Francois Hollande, Angela Merkel and French Foreign Minister Jean-Marc Ayrault, it says, have already visited Russia since the reunification with Crimea in March 2014 and the outbreak of the conflict in Eastern Ukraine.
However the trip will be Juncker's first as Europe's chief executive.
The newspaper notes that the visit signifies a clear thaw in relations between Russia and the EU and draws attention to the timing of the visit.
The author suggests that the EU is “repaying a debt of courtesy” five days after the Kremlin’s decision to pardon Ukrainian Nadezhda Savchenko. In addition, he suggests that Jean-Claude Juncker is trying to speed up the diplomatic process as the bloc weighs renewing sanctions on Russia at the end of June.
However, it further suggests that the sanctions will be extended, most likely for six months, in the energy, financial and defense spheres.
A similar view was echoed earlier by Reuters, which suggested that the “intensifying of high-level contacts with Russia signals that the EU may soften its policy in the second half of the year.”
Reuters suggests that the EU is trying to maintain unity on the sanctions, which have been questioned by Hungary, Greece and Italy. The United States insists they must remain in place until Russia fulfils its part of the Minsk peace plan.
Meanwhile, an article in Politico magazine quotes some diplomatic sources as saying that there is fear from the US, some European countries, mostly Eastern European, that “Juncker’s visit will strengthen Russian President Vladimir Putin’s position right before a crucial decision on renewing economic sanctions against Moscow.”

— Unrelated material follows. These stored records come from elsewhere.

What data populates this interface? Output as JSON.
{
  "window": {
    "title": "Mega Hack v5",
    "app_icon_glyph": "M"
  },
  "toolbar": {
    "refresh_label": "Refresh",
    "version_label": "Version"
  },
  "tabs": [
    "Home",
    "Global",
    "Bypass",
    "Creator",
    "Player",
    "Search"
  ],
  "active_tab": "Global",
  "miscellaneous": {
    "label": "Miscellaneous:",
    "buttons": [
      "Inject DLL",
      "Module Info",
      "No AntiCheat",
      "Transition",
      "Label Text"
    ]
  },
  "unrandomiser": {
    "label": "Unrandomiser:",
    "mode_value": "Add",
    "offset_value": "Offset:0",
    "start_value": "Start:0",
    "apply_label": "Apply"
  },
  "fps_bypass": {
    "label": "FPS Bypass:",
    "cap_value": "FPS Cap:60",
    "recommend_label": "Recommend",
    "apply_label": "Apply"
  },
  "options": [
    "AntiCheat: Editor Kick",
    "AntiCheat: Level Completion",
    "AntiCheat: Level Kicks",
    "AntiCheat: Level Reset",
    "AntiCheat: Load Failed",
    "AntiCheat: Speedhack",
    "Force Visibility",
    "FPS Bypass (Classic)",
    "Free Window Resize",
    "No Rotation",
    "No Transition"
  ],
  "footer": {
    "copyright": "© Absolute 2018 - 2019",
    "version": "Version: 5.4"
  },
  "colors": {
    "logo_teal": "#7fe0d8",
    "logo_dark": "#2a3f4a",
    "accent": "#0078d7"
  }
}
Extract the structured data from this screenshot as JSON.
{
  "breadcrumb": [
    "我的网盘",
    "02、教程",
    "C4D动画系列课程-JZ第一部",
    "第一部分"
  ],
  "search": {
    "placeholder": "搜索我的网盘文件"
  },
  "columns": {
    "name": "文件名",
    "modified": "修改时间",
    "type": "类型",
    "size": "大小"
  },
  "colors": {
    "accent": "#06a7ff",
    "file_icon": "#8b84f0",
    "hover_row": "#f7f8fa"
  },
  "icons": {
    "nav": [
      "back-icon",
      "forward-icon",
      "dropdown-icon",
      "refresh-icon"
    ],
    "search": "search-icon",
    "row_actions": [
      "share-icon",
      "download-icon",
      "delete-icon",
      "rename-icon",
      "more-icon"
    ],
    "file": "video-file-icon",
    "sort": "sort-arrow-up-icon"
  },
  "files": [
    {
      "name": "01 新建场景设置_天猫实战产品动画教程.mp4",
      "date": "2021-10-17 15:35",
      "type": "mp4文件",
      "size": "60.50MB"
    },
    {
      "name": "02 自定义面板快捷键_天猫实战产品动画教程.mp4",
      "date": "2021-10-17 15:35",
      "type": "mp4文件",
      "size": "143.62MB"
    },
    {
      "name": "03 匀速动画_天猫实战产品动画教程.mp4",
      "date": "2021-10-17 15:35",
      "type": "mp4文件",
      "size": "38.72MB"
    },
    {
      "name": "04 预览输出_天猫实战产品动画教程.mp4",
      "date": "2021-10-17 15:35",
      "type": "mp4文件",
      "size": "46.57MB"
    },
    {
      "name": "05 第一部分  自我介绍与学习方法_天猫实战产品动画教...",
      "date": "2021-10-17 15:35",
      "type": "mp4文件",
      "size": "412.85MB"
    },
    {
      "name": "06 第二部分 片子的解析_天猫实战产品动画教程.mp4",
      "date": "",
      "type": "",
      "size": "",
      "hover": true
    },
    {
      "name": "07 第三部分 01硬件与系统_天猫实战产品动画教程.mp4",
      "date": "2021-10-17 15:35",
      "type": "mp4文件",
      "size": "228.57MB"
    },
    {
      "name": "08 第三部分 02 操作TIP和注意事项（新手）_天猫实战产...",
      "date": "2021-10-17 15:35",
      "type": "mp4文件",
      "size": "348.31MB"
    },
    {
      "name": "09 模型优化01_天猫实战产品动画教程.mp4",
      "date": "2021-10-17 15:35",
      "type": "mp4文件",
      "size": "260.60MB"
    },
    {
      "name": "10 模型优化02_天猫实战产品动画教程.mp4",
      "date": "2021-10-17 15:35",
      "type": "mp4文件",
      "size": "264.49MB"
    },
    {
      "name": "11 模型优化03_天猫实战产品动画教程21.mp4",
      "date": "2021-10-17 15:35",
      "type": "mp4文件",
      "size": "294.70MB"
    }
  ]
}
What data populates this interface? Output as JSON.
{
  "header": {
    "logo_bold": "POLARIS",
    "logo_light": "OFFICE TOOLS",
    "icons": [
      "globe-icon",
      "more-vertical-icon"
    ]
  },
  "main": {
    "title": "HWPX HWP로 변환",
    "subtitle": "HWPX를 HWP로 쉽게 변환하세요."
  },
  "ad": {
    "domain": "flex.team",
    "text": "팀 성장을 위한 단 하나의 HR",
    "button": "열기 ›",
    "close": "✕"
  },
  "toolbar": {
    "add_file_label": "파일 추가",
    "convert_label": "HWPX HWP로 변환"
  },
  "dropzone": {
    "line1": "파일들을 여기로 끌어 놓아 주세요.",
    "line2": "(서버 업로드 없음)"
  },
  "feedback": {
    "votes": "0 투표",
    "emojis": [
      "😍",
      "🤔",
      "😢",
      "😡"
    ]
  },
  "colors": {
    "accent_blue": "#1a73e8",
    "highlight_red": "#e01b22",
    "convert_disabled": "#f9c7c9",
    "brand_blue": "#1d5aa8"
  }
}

According to Le Figaro, for the Russian leadership, the upcoming visit could serve as a confirmation of the desire of the Europeans to continue dialogue with Russia, even on the deepest discrepancies and cites Juncker as “acknowledging that Russia and EU can no longer continue a dialogue in the dark.”